# Prompt
If a line in the data below contains "this", copy it.

# Data
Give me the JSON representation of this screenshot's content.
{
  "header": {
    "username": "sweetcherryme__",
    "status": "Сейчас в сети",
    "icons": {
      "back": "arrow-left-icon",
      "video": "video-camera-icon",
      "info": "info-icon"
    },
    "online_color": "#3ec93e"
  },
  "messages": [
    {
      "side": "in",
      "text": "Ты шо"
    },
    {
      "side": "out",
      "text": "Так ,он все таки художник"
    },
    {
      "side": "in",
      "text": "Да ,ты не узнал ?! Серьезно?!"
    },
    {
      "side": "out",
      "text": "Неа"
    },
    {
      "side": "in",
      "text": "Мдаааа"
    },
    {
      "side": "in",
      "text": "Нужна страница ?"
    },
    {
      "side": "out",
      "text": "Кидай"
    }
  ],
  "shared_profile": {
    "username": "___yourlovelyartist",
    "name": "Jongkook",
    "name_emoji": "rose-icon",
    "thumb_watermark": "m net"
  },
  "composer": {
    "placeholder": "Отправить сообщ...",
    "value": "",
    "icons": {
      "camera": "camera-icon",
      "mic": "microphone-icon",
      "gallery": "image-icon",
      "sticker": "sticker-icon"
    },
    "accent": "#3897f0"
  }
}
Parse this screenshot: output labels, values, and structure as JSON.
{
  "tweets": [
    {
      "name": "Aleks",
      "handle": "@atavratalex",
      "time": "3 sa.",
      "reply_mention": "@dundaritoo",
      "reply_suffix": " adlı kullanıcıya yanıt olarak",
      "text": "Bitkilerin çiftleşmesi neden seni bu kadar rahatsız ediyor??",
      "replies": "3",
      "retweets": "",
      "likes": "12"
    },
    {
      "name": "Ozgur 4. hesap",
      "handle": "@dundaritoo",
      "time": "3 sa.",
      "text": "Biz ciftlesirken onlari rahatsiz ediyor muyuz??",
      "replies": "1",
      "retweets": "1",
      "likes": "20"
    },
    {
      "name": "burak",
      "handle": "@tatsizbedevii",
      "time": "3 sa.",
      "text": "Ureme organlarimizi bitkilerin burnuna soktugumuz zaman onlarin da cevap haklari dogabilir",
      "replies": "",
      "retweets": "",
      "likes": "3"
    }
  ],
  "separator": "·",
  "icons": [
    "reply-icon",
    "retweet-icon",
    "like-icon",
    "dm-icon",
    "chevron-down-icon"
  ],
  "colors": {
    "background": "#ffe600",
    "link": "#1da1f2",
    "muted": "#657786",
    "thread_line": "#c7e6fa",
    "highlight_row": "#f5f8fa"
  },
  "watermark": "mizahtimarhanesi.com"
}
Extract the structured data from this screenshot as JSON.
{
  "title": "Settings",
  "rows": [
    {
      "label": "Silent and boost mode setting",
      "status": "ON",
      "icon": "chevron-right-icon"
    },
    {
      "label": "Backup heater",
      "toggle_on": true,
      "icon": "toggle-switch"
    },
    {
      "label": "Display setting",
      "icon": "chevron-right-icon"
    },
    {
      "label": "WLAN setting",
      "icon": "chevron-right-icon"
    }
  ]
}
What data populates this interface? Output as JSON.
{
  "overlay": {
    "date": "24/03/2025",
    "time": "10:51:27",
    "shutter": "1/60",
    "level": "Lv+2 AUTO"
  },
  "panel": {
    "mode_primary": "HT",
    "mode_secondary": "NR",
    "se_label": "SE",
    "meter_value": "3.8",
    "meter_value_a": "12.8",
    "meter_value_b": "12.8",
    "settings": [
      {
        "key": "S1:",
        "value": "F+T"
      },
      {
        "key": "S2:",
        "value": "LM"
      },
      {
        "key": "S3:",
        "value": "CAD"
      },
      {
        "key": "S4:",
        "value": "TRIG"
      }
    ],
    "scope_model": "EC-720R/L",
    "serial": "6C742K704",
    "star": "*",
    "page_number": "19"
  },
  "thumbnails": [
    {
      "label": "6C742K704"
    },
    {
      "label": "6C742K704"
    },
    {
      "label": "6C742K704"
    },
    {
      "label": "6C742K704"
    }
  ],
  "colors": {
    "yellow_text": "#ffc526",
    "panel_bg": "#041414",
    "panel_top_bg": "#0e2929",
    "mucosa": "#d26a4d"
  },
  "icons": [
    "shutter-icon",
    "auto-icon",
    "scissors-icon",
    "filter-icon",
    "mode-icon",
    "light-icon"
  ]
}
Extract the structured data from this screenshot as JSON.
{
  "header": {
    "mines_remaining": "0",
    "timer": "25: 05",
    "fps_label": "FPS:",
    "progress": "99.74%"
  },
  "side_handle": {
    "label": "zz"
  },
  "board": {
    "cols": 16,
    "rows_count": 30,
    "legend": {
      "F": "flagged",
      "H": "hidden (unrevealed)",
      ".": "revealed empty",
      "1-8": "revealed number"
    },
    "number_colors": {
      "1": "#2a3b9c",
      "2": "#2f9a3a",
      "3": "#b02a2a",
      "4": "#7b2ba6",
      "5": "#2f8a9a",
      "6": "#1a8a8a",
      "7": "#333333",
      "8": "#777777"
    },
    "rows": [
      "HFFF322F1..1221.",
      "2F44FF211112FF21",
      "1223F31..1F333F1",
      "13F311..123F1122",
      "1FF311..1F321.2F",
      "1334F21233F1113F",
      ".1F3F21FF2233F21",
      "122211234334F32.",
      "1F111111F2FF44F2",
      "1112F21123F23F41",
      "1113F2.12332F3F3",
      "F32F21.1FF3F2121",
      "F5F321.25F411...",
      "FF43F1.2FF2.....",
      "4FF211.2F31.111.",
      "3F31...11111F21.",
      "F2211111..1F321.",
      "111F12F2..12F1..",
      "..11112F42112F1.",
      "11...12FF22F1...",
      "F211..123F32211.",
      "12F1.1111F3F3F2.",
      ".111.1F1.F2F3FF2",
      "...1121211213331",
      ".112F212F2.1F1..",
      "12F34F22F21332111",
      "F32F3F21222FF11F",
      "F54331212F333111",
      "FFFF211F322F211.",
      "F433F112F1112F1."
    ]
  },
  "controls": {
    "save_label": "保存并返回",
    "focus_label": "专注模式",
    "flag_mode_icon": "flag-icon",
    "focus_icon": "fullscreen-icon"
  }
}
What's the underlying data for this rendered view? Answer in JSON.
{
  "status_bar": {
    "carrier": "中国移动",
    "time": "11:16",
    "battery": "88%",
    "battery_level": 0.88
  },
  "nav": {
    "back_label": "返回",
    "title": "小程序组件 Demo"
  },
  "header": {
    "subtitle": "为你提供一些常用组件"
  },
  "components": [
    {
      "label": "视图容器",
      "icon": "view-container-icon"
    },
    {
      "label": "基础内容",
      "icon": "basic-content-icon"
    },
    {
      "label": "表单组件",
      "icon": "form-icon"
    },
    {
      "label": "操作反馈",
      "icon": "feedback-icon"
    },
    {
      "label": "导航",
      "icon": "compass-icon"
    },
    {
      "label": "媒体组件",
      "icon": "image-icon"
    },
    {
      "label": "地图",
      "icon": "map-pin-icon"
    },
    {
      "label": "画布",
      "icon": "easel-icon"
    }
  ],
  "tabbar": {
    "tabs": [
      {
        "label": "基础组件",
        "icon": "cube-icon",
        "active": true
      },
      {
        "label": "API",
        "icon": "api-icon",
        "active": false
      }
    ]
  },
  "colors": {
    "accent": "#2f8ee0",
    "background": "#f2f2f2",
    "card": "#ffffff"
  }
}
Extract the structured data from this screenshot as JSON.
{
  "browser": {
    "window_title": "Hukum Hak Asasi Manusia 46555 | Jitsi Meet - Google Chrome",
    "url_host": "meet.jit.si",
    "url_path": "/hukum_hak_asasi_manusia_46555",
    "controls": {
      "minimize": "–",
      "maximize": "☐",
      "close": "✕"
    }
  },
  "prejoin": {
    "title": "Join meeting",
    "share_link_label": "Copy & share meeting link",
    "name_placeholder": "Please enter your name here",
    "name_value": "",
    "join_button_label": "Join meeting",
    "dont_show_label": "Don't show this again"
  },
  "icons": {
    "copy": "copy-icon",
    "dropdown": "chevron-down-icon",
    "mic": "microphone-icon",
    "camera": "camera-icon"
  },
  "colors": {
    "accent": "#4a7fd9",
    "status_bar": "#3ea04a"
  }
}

# Solution to the exercise
Give me the JSON representation of this screenshot's content.
Parse this screenshot: output labels, values, and structure as JSON.
Extract the structured data from this screenshot as JSON.
What data populates this interface? Output as JSON.
Extract the structured data from this screenshot as JSON.
What's the underlying data for this rendered view? Answer in JSON.
Extract the structured data from this screenshot as JSON.
    "dont_show_label": "Don't show this again"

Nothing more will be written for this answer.